(Exercise data)

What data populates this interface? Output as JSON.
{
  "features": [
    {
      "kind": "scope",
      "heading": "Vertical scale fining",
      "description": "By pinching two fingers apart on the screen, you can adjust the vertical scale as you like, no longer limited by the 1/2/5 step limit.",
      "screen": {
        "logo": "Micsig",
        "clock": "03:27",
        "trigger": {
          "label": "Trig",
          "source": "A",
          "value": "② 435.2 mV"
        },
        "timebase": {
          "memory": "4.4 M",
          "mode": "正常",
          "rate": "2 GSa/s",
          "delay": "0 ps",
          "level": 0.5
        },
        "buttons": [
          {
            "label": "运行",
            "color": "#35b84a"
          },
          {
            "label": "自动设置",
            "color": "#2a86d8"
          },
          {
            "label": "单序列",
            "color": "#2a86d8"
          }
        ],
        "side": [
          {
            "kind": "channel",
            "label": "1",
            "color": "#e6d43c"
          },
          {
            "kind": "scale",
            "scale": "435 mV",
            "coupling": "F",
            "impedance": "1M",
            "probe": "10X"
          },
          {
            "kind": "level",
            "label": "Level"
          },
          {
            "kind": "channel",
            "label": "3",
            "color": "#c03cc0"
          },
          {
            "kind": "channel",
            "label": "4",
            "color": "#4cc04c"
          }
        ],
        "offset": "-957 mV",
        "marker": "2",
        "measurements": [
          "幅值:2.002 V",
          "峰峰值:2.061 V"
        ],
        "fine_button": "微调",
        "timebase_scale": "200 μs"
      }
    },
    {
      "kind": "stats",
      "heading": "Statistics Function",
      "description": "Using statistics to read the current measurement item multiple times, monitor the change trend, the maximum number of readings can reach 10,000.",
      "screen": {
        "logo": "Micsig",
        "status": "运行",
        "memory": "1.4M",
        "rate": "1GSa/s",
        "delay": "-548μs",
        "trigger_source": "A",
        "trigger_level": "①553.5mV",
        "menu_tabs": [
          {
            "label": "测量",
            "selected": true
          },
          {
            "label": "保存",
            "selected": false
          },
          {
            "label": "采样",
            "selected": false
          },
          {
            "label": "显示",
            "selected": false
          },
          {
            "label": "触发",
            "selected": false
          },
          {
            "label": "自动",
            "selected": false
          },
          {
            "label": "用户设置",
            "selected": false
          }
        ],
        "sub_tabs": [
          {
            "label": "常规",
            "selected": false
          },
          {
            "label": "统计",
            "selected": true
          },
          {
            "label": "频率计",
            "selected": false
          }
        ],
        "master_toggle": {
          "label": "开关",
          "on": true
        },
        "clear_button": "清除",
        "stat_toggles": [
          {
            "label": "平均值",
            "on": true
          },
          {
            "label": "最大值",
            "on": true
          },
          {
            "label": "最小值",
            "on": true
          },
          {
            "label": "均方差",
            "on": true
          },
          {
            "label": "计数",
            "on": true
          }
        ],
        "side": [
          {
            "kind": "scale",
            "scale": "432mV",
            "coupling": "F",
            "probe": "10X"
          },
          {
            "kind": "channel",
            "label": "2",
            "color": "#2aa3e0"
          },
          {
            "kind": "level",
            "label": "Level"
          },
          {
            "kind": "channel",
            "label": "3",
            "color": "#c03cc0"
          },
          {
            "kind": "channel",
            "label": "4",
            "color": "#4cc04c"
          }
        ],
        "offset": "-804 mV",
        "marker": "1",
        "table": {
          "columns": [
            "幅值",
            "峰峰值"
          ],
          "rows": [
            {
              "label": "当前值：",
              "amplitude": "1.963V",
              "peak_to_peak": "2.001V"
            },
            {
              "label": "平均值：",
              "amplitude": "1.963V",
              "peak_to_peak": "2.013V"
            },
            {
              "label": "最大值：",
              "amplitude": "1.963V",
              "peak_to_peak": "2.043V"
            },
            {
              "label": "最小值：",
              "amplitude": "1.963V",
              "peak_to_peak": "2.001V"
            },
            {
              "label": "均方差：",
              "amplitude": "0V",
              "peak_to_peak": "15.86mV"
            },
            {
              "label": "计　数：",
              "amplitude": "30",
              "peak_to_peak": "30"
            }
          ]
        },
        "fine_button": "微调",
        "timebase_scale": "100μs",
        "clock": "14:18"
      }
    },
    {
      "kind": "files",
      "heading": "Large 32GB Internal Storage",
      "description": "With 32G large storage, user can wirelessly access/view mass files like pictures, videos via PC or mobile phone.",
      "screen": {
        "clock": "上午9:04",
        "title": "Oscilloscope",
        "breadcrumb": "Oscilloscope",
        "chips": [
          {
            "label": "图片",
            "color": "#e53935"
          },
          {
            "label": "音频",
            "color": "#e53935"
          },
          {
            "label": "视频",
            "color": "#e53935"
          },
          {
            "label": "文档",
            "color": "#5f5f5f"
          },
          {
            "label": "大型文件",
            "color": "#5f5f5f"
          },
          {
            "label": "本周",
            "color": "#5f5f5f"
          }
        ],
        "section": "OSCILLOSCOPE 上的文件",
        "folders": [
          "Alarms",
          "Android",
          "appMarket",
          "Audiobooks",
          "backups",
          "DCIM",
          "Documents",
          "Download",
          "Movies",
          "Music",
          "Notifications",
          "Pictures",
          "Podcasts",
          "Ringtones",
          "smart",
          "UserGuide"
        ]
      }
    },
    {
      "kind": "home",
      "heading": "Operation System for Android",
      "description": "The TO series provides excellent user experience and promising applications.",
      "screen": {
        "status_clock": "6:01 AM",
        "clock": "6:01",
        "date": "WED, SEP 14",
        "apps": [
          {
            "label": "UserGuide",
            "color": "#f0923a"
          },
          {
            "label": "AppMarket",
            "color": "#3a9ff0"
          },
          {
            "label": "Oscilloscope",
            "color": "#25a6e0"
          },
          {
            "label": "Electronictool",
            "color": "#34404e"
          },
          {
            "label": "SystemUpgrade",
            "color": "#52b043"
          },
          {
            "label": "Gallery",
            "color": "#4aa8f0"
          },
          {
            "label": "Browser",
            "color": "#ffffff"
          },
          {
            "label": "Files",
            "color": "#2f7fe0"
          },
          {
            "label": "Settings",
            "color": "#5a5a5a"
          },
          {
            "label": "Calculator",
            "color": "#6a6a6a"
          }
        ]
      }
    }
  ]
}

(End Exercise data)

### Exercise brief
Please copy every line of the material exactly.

### Response
What data populates this interface? Output as JSON.
{
  "features": [
    {
      "kind": "scope",
      "heading": "Vertical scale fining",
      "description": "By pinching two fingers apart on the screen, you can adjust the vertical scale as you like, no longer limited by the 1/2/5 step limit.",
      "screen": {
        "logo": "Micsig",
        "clock": "03:27",
        "trigger": {
          "label": "Trig",
          "source": "A",
          "value": "② 435.2 mV"
        },
        "timebase": {
          "memory": "4.4 M",
          "mode": "正常",
          "rate": "2 GSa/s",
          "delay": "0 ps",
          "level": 0.5
        },
        "buttons": [
          {
            "label": "运行",
            "color": "#35b84a"
          },
          {
            "label": "自动设置",
            "color": "#2a86d8"
          },
          {
            "label": "单序列",
            "color": "#2a86d8"
          }
        ],
        "side": [
          {
            "kind": "channel",
            "label": "1",
            "color": "#e6d43c"
          },
          {
            "kind": "scale",
            "scale": "435 mV",
            "coupling": "F",
            "impedance": "1M",
            "probe": "10X"
          },
          {
            "kind": "level",
            "label": "Level"
          },
          {
            "kind": "channel",
            "label": "3",
            "color": "#c03cc0"
          },
          {
            "kind": "channel",
            "label": "4",
            "color": "#4cc04c"
          }
        ],
        "offset": "-957 mV",
        "marker": "2",
        "measurements": [
          "幅值:2.002 V",
          "峰峰值:2.061 V"
        ],
        "fine_button": "微调",
        "timebase_scale": "200 μs"
      }
    },
    {
      "kind": "stats",
      "heading": "Statistics Function",
      "description": "Using statistics to read the current measurement item multiple times, monitor the change trend, the maximum number of readings can reach 10,000.",
      "screen": {
        "logo": "Micsig",
        "status": "运行",
        "memory": "1.4M",
        "rate": "1GSa/s",
        "delay": "-548μs",
        "trigger_source": "A",
        "trigger_level": "①553.5mV",
        "menu_tabs": [
          {
            "label": "测量",
            "selected": true
          },
          {
            "label": "保存",
            "selected": false
          },
          {
            "label": "采样",
            "selected": false
          },
          {
            "label": "显示",
            "selected": false
          },
          {
            "label": "触发",
            "selected": false
          },
          {
            "label": "自动",
            "selected": false
          },
          {
            "label": "用户设置",
            "selected": false
          }
        ],
        "sub_tabs": [
          {
            "label": "常规",
            "selected": false
          },
          {
            "label": "统计",
            "selected": true
          },
          {
            "label": "频率计",
            "selected": false
          }
        ],
        "master_toggle": {
          "label": "开关",
          "on": true
        },
        "clear_button": "清除",
        "stat_toggles": [
          {
            "label": "平均值",
            "on": true
          },
          {
            "label": "最大值",
            "on": true
          },
          {
            "label": "最小值",
            "on": true
          },
          {
            "label": "均方差",
            "on": true
          },
          {
            "label": "计数",
            "on": true
          }
        ],
        "side": [
          {
            "kind": "scale",
            "scale": "432mV",
            "coupling": "F",
            "probe": "10X"
          },
          {
            "kind": "channel",
            "label": "2",
            "color": "#2aa3e0"
          },
          {
            "kind": "level",
            "label": "Level"
          },
          {
            "kind": "channel",
            "label": "3",
            "color": "#c03cc0"
          },
          {
            "kind": "channel",
            "label": "4",
            "color": "#4cc04c"
          }
        ],
        "offset": "-804 mV",
        "marker": "1",
        "table": {
          "columns": [
            "幅值",
            "峰峰值"
          ],
          "rows": [
            {
              "label": "当前值：",
              "amplitude": "1.963V",
              "peak_to_peak": "2.001V"
            },
            {
              "label": "平均值：",
              "amplitude": "1.963V",
              "peak_to_peak": "2.013V"
            },
            {
              "label": "最大值：",
              "amplitude": "1.963V",
              "peak_to_peak": "2.043V"
            },
            {
              "label": "最小值：",
              "amplitude": "1.963V",
              "peak_to_peak": "2.001V"
            },
            {
              "label": "均方差：",
              "amplitude": "0V",
              "peak_to_peak": "15.86mV"
            },
            {
              "label": "计　数：",
              "amplitude": "30",
              "peak_to_peak": "30"
            }
          ]
        },
        "fine_button": "微调",
        "timebase_scale": "100μs",
        "clock": "14:18"
      }
    },
    {
      "kind": "files",
      "heading": "Large 32GB Internal Storage",
      "description": "With 32G large storage, user can wirelessly access/view mass files like pictures, videos via PC or mobile phone.",
      "screen": {
        "clock": "上午9:04",
        "title": "Oscilloscope",
        "breadcrumb": "Oscilloscope",
        "chips": [
          {
            "label": "图片",
            "color": "#e53935"
          },
          {
            "label": "音频",
            "color": "#e53935"
          },
          {
            "label": "视频",
            "color": "#e53935"
          },
          {
            "label": "文档",
            "color": "#5f5f5f"
          },
          {
            "label": "大型文件",
            "color": "#5f5f5f"
          },
          {
            "label": "本周",
            "color": "#5f5f5f"
          }
        ],
        "section": "OSCILLOSCOPE 上的文件",
        "folders": [
          "Alarms",
          "Android",
          "appMarket",
          "Audiobooks",
          "backups",
          "DCIM",
          "Documents",
          "Download",
          "Movies",
          "Music",
          "Notifications",
          "Pictures",
          "Podcasts",
          "Ringtones",
          "smart",
          "UserGuide"
        ]
      }
    },
    {
      "kind": "home",
      "heading": "Operation System for Android",
      "description": "The TO series provides excellent user experience and promising applications.",
      "screen": {
        "status_clock": "6:01 AM",
        "clock": "6:01",
        "date": "WED, SEP 14",
        "apps": [
          {
            "label": "UserGuide",
            "color": "#f0923a"
          },
          {
            "label": "AppMarket",
            "color": "#3a9ff0"
          },
          {
            "label": "Oscilloscope",
            "color": "#25a6e0"
          },
          {
            "label": "Electronictool",
            "color": "#34404e"
          },
          {
            "label": "SystemUpgrade",
            "color": "#52b043"
          },
          {
            "label": "Gallery",
            "color": "#4aa8f0"
          },
          {
            "label": "Browser",
            "color": "#ffffff"
          },
          {
            "label": "Files",
            "color": "#2f7fe0"
          },
          {
            "label": "Settings",
            "color": "#5a5a5a"
          },
          {
            "label": "Calculator",
            "color": "#6a6a6a"
          }
        ]
      }
    }
  ]
}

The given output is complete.